Statistics reveal 'resurgence of tourism' in South Burnett
SOUTH Burnett Mayor Keith Campbell said the region was enjoying a "resurgence in tourism" following reports more people visited the region in 2018.
Statistics by Tourism Research Australia reported domestic overnight visitor numbers increased by 18.6 per cent to 211,503 and domestic day visitors increased 17.4 per cent to 472,286, while international visitation increased by 5.8 per cent
The financial injection tourists brought to the region followed a similar trend - visitors spending in the region was calculated to be $114,465,879 last year, which is an increase of 19.4 per cent.
"After changing tack in 2017, the figures released from TRA prove that growth is occurring across the tourism industry, with higher growth in visitors and spending than Queensland and Australia," Cr Campbell said.
The change involved withdrawing from Southern Queensland Country Tourism and putting an "incredible amount of promotion" towards marketing the region through South Burnett Regional Council, using the Discover South Burnett campaign.

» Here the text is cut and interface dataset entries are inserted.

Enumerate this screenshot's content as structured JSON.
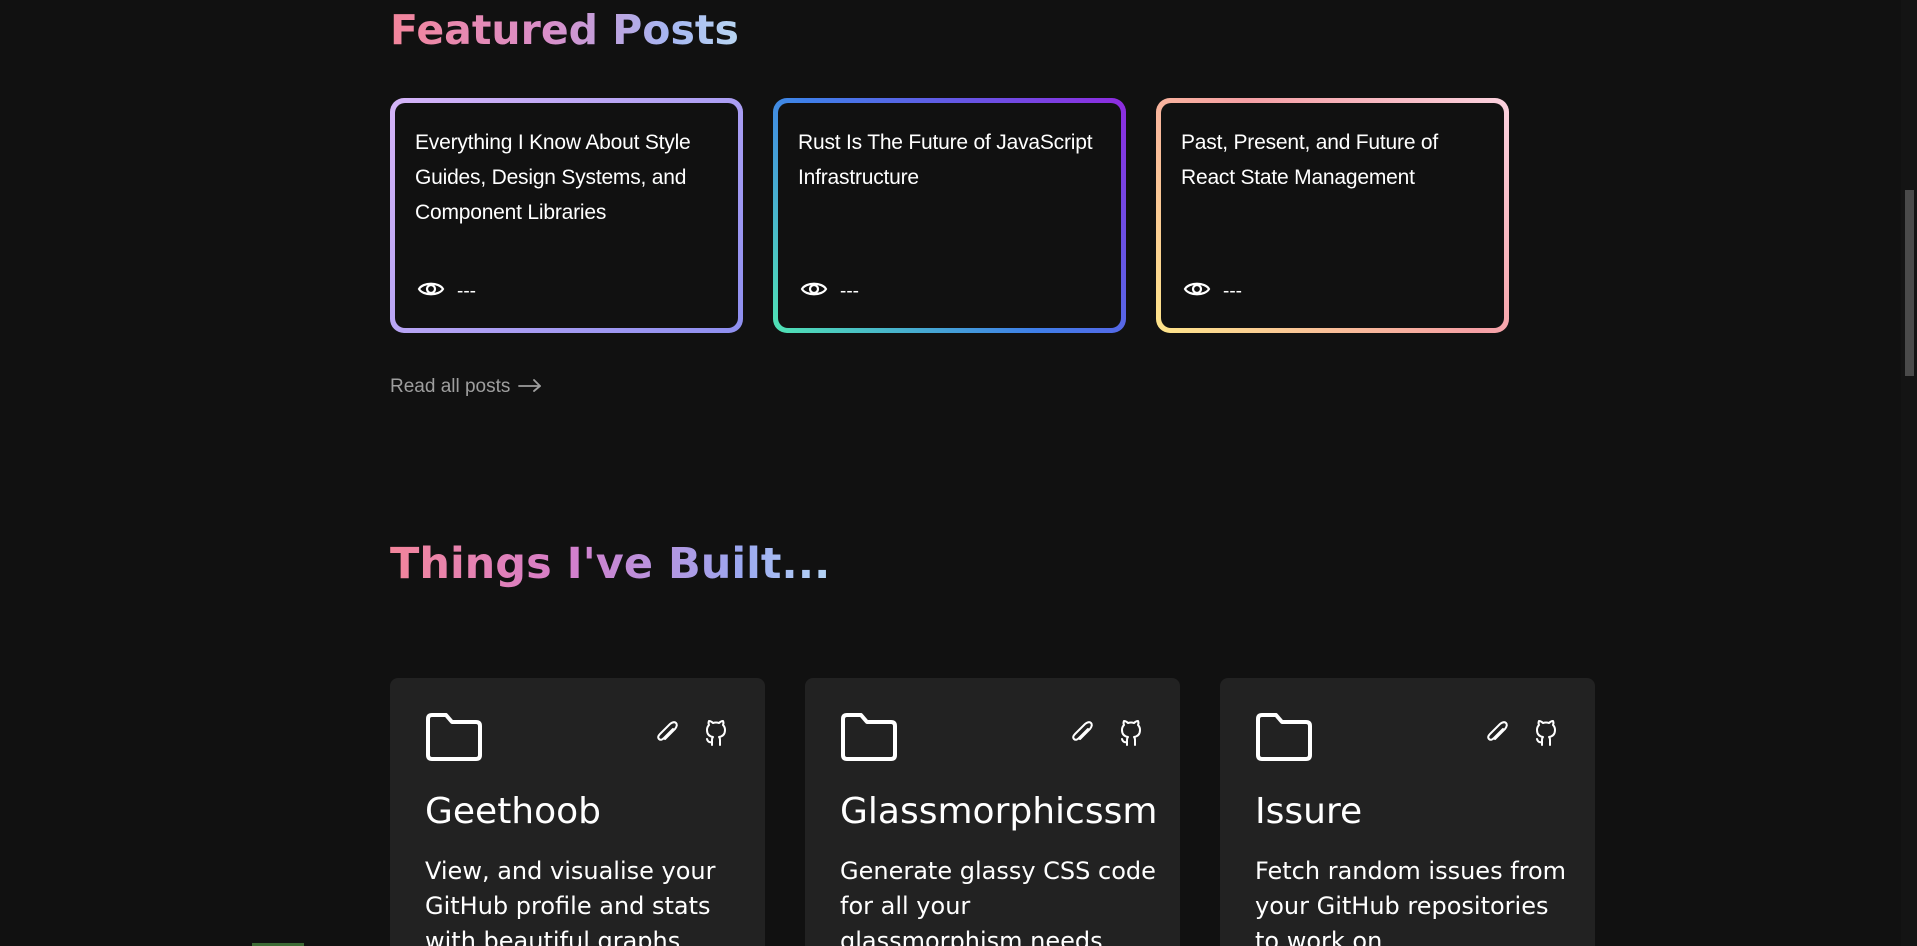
{
  "featured": {
    "title": "Featured Posts",
    "posts": [
      {
        "title": "Everything I Know About Style Guides, Design Systems, and Component Libraries",
        "views": "---"
      },
      {
        "title": "Rust Is The Future of JavaScript Infrastructure",
        "views": "---"
      },
      {
        "title": "Past, Present, and Future of React State Management",
        "views": "---"
      }
    ],
    "read_all_label": "Read all posts"
  },
  "built": {
    "title": "Things I've Built...",
    "projects": [
      {
        "name": "Geethoob",
        "description": "View, and visualise your GitHub profile and stats with beautiful graphs"
      },
      {
        "name": "Glassmorphicssm",
        "description": "Generate glassy CSS code for all your glassmorphism needs"
      },
      {
        "name": "Issure",
        "description": "Fetch random issues from your GitHub repositories to work on"
      }
    ]
  },
  "icons": {
    "views": "eye-icon",
    "read_all": "arrow-right-icon",
    "project_folder": "folder-icon",
    "project_link": "paperclip-icon",
    "project_repo": "github-icon"
  }
}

However, while these statistics are reason to celebrate, it is not all positive news as fewer people have visited South Burnett dams so far this year, compared to the same period last year.

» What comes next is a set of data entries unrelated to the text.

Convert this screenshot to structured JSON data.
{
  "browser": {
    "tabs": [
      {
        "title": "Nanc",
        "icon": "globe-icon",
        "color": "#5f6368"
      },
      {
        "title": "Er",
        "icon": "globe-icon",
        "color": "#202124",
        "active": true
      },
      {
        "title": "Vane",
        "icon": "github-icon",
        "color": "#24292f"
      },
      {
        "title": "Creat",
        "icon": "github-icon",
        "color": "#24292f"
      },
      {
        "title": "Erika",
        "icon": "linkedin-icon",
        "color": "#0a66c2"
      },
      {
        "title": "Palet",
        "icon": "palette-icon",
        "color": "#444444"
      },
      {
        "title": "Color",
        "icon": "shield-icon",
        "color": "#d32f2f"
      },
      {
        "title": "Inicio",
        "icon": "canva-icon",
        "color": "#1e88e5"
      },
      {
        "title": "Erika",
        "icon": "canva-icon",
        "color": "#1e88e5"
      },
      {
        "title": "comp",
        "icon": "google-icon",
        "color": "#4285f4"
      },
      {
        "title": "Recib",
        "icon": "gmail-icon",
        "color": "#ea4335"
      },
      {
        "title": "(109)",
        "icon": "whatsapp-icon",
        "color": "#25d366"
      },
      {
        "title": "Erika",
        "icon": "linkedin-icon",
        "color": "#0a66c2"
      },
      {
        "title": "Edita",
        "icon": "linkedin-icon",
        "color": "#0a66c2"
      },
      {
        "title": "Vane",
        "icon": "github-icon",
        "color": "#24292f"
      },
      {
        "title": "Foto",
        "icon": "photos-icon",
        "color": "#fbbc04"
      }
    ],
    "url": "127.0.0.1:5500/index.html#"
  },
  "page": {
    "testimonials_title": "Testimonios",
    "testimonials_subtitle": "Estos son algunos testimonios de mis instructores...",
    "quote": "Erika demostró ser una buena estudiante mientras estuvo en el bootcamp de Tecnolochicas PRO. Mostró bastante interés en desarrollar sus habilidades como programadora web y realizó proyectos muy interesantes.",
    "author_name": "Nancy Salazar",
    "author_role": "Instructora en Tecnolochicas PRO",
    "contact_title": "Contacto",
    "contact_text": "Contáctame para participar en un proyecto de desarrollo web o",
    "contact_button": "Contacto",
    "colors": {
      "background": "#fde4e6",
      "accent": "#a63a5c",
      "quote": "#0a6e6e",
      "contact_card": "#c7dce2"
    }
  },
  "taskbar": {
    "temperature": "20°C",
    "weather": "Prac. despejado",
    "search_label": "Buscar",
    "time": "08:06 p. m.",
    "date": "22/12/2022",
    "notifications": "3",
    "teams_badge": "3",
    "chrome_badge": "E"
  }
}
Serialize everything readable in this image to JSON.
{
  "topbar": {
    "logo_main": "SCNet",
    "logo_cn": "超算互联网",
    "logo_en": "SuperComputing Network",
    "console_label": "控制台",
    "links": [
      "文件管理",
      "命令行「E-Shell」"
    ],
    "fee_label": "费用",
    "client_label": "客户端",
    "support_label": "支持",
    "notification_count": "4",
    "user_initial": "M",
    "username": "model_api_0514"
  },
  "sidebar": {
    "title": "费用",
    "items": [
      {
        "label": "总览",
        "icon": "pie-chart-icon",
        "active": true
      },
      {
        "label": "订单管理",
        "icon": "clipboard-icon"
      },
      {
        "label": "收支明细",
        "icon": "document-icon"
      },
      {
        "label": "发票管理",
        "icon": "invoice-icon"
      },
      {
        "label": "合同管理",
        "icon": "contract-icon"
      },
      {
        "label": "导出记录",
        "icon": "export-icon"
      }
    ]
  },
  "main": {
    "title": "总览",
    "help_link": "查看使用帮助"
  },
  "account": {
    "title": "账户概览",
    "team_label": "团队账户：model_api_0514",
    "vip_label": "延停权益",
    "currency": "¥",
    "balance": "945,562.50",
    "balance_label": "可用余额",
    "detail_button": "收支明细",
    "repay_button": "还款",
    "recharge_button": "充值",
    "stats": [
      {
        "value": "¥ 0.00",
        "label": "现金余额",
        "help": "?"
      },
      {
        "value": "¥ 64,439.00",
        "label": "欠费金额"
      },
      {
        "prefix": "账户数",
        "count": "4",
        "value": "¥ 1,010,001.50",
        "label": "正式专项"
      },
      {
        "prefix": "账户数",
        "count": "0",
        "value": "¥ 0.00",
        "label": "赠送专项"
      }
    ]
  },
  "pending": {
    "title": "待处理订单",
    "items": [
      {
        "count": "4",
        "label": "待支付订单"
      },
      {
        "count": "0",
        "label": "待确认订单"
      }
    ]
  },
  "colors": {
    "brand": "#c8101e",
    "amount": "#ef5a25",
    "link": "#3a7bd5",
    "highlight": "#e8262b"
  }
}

As of July this year, year 673 people had stayed at Boodooma Dam, compared to 719 during the same period of time last year, while 628 people had stayed at Yallakool at Bjelke-Petersen Dam, compared to 805 for the same period of time in 2018.

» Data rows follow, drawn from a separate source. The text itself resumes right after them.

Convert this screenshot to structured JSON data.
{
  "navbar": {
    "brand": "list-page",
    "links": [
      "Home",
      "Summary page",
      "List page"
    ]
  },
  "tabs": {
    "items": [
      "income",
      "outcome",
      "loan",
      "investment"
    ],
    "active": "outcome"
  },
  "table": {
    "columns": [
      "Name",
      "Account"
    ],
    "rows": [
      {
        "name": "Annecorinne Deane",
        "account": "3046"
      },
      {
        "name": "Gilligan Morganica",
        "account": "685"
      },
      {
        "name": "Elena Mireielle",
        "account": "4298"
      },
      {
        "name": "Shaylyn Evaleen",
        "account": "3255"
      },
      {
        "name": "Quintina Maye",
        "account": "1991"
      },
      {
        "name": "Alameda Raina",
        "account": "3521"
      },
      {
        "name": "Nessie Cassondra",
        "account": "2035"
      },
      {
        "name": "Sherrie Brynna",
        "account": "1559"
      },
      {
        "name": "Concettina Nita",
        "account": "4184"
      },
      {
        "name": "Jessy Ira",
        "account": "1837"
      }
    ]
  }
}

"Given the Boondooma Dam is around 33 per cent full and Bjelke-Petersen Dam is at 5.5 per cent, it stands to reason there won't be as many visitations on account of lower water levels," Cr Campbell said.
Despite the downturn in dam visitors during the ongoing drought, the mayor said there were plenty of other reasons to visit the region, including the Bunya Mountains, wineries, the astronomy centre, rail trail and beautiful rural vistas.
To help South Burnett businesses make the most of tourism opportunities in the region, the new Tourism Advisory Committee met for the first time on Monday.
The meeting was chaired by Councillor Danita Potter and was attended by chamber of commerce representatives from each town.
Cr Campbell said he hoped it would help continue the conservation among businesses about how to benefit from tourism in the region.
"When we talk about tourism, my take is that it is not just those places like the wineries or hotels and motels. Tourists and day visitors support all businesses," he said.
"What we are allowing for through the committee is their ideas and comments to help build the region."